Exercise brief: Each record must be retyped in full. No character may differ.

Supplied data:
■ ■ ■ ■
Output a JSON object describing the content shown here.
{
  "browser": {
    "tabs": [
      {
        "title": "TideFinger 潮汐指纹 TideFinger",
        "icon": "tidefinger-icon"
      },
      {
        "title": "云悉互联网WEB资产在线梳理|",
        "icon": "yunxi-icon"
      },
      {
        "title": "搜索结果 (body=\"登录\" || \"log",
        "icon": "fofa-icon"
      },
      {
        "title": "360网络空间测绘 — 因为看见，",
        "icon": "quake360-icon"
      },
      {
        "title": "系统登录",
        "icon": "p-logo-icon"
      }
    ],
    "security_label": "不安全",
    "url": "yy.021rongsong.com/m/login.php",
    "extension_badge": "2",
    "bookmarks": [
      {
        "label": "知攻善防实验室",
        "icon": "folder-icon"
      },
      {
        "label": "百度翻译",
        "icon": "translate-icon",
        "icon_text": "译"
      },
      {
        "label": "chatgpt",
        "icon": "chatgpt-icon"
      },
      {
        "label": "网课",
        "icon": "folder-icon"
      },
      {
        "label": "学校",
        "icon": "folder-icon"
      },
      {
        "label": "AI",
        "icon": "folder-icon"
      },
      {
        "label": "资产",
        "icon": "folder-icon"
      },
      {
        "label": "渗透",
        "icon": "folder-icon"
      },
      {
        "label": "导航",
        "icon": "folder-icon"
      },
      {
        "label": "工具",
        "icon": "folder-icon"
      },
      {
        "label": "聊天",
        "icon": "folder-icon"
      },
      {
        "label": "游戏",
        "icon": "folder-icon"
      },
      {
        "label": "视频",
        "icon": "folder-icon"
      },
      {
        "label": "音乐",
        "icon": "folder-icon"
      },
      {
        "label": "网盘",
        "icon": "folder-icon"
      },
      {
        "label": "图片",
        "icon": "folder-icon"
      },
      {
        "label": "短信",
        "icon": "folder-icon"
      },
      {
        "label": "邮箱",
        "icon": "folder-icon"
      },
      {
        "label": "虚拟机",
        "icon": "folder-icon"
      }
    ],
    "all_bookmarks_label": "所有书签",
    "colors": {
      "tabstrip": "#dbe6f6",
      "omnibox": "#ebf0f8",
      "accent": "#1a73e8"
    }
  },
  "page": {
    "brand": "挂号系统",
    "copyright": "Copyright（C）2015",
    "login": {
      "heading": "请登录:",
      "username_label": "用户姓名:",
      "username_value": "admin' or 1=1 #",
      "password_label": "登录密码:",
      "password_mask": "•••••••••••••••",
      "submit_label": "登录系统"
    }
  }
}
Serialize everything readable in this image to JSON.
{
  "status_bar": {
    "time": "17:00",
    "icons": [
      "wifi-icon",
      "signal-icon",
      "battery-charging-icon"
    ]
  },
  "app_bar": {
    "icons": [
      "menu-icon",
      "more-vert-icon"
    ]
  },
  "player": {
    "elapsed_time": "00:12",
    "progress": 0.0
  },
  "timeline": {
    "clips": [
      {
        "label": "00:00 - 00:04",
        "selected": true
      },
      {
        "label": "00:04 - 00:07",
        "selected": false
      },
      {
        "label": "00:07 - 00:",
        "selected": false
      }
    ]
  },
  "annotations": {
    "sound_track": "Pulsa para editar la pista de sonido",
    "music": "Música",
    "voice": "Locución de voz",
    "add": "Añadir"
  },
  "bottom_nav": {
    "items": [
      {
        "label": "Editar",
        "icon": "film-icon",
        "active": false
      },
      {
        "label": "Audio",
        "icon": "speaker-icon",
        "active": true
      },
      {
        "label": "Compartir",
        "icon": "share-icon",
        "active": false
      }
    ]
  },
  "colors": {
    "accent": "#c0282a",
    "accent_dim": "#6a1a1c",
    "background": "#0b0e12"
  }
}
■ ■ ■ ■
Solution for this exercise:
Output a JSON object describing the content shown here.
{
  "browser": {
    "tabs": [
      {
        "title": "TideFinger 潮汐指纹 TideFinger",
        "icon": "tidefinger-icon"
      },
      {
        "title": "云悉互联网WEB资产在线梳理|",
        "icon": "yunxi-icon"
      },
      {
        "title": "搜索结果 (body=\"登录\" || \"log",
        "icon": "fofa-icon"
      },
      {
        "title": "360网络空间测绘 — 因为看见，",
        "icon": "quake360-icon"
      },
      {
        "title": "系统登录",
        "icon": "p-logo-icon"
      }
    ],
    "security_label": "不安全",
    "url": "yy.021rongsong.com/m/login.php",
    "extension_badge": "2",
    "bookmarks": [
      {
        "label": "知攻善防实验室",
        "icon": "folder-icon"
      },
      {
        "label": "百度翻译",
        "icon": "translate-icon",
        "icon_text": "译"
      },
      {
        "label": "chatgpt",
        "icon": "chatgpt-icon"
      },
      {
        "label": "网课",
        "icon": "folder-icon"
      },
      {
        "label": "学校",
        "icon": "folder-icon"
      },
      {
        "label": "AI",
        "icon": "folder-icon"
      },
      {
        "label": "资产",
        "icon": "folder-icon"
      },
      {
        "label": "渗透",
        "icon": "folder-icon"
      },
      {
        "label": "导航",
        "icon": "folder-icon"
      },
      {
        "label": "工具",
        "icon": "folder-icon"
      },
      {
        "label": "聊天",
        "icon": "folder-icon"
      },
      {
        "label": "游戏",
        "icon": "folder-icon"
      },
      {
        "label": "视频",
        "icon": "folder-icon"
      },
      {
        "label": "音乐",
        "icon": "folder-icon"
      },
      {
        "label": "网盘",
        "icon": "folder-icon"
      },
      {
        "label": "图片",
        "icon": "folder-icon"
      },
      {
        "label": "短信",
        "icon": "folder-icon"
      },
      {
        "label": "邮箱",
        "icon": "folder-icon"
      },
      {
        "label": "虚拟机",
        "icon": "folder-icon"
      }
    ],
    "all_bookmarks_label": "所有书签",
    "colors": {
      "tabstrip": "#dbe6f6",
      "omnibox": "#ebf0f8",
      "accent": "#1a73e8"
    }
  },
  "page": {
    "brand": "挂号系统",
    "copyright": "Copyright（C）2015",
    "login": {
      "heading": "请登录:",
      "username_label": "用户姓名:",
      "username_value": "admin' or 1=1 #",
      "password_label": "登录密码:",
      "password_mask": "•••••••••••••••",
      "submit_label": "登录系统"
    }
  }
}
Serialize everything readable in this image to JSON.
{
  "status_bar": {
    "time": "17:00",
    "icons": [
      "wifi-icon",
      "signal-icon",
      "battery-charging-icon"
    ]
  },
  "app_bar": {
    "icons": [
      "menu-icon",
      "more-vert-icon"
    ]
  },
  "player": {
    "elapsed_time": "00:12",
    "progress": 0.0
  },
  "timeline": {
    "clips": [
      {
        "label": "00:00 - 00:04",
        "selected": true
      },
      {
        "label": "00:04 - 00:07",
        "selected": false
      },
      {
        "label": "00:07 - 00:",
        "selected": false
      }
    ]
  },
  "annotations": {
    "sound_track": "Pulsa para editar la pista de sonido",
    "music": "Música",
    "voice": "Locución de voz",
    "add": "Añadir"
  },
  "bottom_nav": {
    "items": [
      {
        "label": "Editar",
        "icon": "film-icon",
        "active": false
      },
      {
        "label": "Audio",
        "icon": "speaker-icon",
        "active": true
      },
      {
        "label": "Compartir",
        "icon": "share-icon",
        "active": false
      }
    ]
  },
  "colors": {
    "accent": "#c0282a",
    "accent_dim": "#6a1a1c",
    "background": "#0b0e12"
  }
}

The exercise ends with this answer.